Other examples of fixed cost include costs incurred on account of fixed plant and equipment, rent charges etc.
Total fixed cost (TFC) is the total cost of all the fixed inputs employed in a particular production process. If fixed cost is measured along the vertical axis and quantity of output is measured along the horizontal axis, TFC is represented by a horizontal straight line (see figure 9.1).
The diagrammatic representation of TFC reveals that when the output level is 5 units, TFC is Rs. 15. When output level increases to 10 units, TFC remains the same as Rs. 15. It also remains unchanged when 15 units of output are produced.
2. Variable costs:
Variable costs are those costs which change directly with the change in output. Variable costs represent the payment made for the use of variable factors of production. Examples of variable costs are raw materials, labour charges, electricity charges, fuel charges etc., because if a shoe manufacturing company increases production of leather shoes, all these costs will surely increase.
Total variable cost represents the total cost of all the variable inputs employed in a particular production process. The slope of the total cost curve is related to returns to scale concept. We have already noted that returns to scale may be increasing, decreasing or constant. For increasing returns to scale, output increases more than in proportion to increases in input.

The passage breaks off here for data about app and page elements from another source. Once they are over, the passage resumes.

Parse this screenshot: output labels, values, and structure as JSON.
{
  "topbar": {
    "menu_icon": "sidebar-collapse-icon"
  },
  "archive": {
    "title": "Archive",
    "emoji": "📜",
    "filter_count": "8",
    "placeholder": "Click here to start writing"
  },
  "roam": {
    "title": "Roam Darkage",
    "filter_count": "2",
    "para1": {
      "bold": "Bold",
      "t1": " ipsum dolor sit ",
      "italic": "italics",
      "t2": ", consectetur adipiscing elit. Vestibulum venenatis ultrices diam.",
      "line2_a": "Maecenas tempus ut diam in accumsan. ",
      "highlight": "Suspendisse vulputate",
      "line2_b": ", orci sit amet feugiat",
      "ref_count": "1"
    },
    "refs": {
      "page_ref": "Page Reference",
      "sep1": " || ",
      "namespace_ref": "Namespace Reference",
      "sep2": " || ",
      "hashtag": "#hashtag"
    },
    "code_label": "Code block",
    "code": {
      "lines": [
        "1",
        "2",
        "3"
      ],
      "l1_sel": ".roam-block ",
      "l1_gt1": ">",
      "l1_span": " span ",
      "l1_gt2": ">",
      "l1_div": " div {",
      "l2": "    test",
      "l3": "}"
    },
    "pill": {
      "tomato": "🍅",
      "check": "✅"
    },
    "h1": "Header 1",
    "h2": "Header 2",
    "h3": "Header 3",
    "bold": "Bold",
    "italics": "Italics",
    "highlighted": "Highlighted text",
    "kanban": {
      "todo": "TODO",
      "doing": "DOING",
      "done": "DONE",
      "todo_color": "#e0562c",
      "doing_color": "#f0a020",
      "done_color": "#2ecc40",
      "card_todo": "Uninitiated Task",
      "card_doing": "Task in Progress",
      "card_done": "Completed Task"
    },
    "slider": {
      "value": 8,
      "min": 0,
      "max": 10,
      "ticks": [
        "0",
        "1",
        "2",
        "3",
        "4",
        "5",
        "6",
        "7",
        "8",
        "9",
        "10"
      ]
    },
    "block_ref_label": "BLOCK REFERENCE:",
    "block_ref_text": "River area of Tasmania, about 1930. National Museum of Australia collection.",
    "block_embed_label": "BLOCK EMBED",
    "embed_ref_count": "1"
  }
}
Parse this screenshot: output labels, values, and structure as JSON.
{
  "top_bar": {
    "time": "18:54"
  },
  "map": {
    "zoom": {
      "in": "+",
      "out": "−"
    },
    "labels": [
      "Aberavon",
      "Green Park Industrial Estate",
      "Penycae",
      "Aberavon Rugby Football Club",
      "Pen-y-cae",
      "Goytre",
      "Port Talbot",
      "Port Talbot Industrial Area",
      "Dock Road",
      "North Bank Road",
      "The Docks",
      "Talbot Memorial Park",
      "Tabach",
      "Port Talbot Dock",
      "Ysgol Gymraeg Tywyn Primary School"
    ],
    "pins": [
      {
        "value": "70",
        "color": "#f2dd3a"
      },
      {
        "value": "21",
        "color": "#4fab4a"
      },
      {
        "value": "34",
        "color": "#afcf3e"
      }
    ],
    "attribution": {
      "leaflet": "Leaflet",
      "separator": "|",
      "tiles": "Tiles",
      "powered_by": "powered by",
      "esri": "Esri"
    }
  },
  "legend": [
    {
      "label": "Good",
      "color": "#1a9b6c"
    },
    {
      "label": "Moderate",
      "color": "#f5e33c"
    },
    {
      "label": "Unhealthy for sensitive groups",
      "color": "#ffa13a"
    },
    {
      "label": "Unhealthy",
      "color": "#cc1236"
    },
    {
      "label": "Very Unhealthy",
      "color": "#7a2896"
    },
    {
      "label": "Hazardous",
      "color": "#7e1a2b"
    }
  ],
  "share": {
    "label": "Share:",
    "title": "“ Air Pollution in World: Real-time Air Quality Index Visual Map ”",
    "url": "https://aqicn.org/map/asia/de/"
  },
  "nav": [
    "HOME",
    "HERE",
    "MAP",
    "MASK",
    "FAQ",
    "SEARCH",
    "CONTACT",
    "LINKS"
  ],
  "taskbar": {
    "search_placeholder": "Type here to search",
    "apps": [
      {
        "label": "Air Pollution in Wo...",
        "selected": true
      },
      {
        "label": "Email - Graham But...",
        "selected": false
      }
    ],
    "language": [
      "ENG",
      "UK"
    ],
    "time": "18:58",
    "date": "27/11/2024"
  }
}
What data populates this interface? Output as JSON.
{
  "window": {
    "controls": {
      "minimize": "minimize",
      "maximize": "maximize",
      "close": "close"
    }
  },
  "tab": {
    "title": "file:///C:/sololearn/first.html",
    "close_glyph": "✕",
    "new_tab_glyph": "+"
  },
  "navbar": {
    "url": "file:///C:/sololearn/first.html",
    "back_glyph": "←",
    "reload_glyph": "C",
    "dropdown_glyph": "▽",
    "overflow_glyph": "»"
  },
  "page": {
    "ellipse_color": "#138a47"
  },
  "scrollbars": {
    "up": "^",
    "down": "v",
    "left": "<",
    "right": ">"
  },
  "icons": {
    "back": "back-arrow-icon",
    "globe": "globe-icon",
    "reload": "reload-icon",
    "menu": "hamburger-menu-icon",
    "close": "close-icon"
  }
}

As a result, total cost increases less than in proportion to increase in output. This relationship is shown in panel (a) of figure 9.2. When returns to scale is decreasing, total cost increases at a steeper rate in comparison to rate of increase in output [panel (b) of figure 9.2], In case of constant returns to scale, total cost and output increase in the same proportion. This relationship is reflected in panel (c) in figure 9.2.
It is unlikely that a particular production function will exhibit the same degree of returns to scale over the entire range of output. Instead, it has been observed that in most cases returns to scale is increasing at low level of output, followed by constant returns to scale over intermediate level of output and finally decreasing returns to scale operates at high level of output.
Hence, in the long run, total variable cost looks like the curve shown in panel (d) of figure 9.2.
Total cost is an aggregation of total fixed cost and total variable cost. The total cost curve is shaped exactly alike the total variable cost curve and it lies above the total variable cost curve. The distance between total variable cost curve and total cost curve represents total fixed cost (Figure 9.3).